At Mount Carmel this year, Risso had six students originally from China, one student from the Dominican Republic, one from Thailand, one from Mexico and two from Syria.

Although not fluent in any other language, she uses the Rosetta Stone program with most of the students. If a child cannot speak any English, she uses pictures with their language on the back. The student will tell her what the word is in their original language, Risso will say it in English and the student will copy it.

"Sometimes there are lots of gestures and pointing," she said.

Keeping in touch

Risso's parents visit often, and she stays in contact with her family through webcams and computers, but when she misses home, she can look outside her window.

"This area looks very similar to what it looks like in Australia where I grew up. It was hilly. This looks similar to a point. There are no gum trees here. How it looks in the winter without the snow is how it looks in Australia in the summer. Brown and dry," she said.

Life as an author

While Risso once had a focus in making and selling quilts, she would now rather pick up her laptop and write. She is the author of two children stories called "Over the Sea" and "In the Field."

The first book, "Over the Sea," was published in 2011 by Sunbury Press, of Boiling Springs, and is illustrated by Kathy Connelly.

The story, which is based on her oldest daughter Matilda, is about a young girl named Tilly who hates taking baths, so she devises a plan to rid her house of all water by running the faucets. However, her actions dry up all the rivers and lakes around her house.

"Her actions have consequences and she needs to change how she thinks and acts," Risso said.

Her second book, "In the Field," was published last month by Sunbury Press, and is illustrated by Missi Allen.
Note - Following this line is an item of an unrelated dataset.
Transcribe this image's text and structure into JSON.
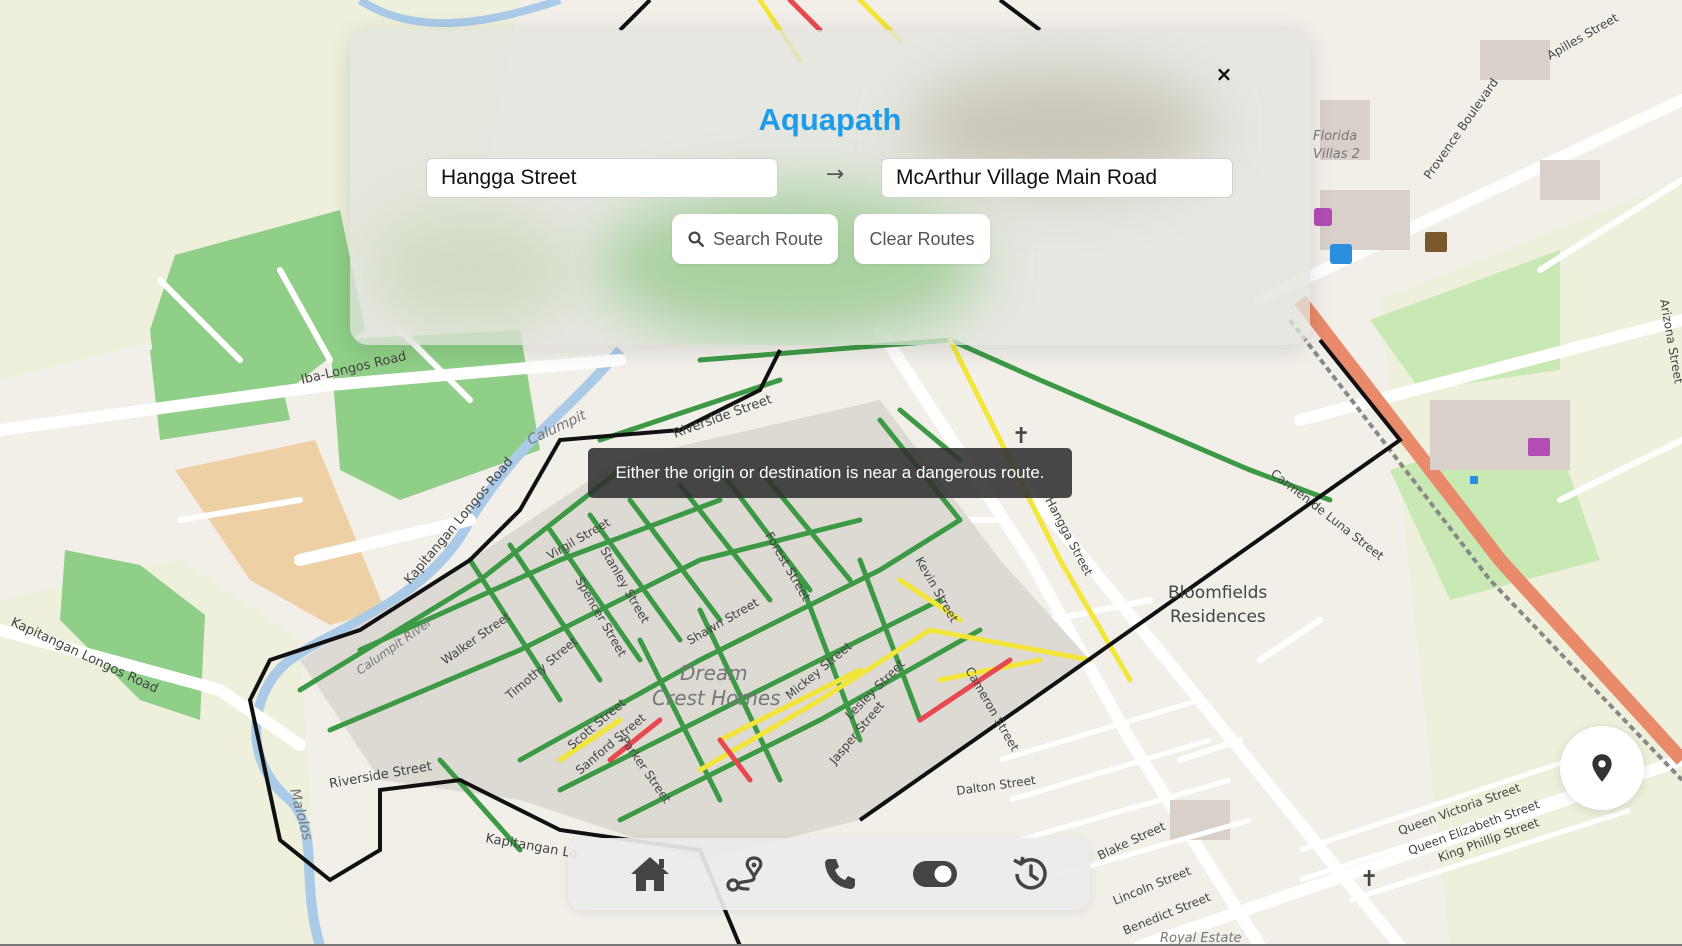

The story is again based on one of her children, this time 10-year-old Emanuel. The boy in the story, Manny, would pick all the flowers in the field for his mother, but they would eventually dry up and die.

"He wouldn't understand why I was so upset. If there are no flowers, no one else can look at them," Risso said.

Both stories have an environmental message about conservation, she noted.

"You take from the earth, you got to give something back. If you take too much, something bad is going to happen," she said.

Both books can be purchased for $9.99 at or Signed copies can also be purchased through

Risso plans to write more children's books. She has one written about her youngest son, but she is still trying to place Nerida in one of the stories. She also plans to write a young adult novel based loosely off stories of the cadets she met when she worked at Northwestern Academy, Coal Township.

She can be found at Mount Carmel Area School District until April 4 as the author-in-residence, during which time she will be signing her books and providing an author discussion for grades kindergarten through sixth.

The event fundraiser, which was organized by the parent teacher association (PTA), involved a $1 donation for every pre-ordered book to the PTA.

She will also be attending the Book Expo America, a national event held in New York City, on June 1.

A complete list of appearances can be found on her website.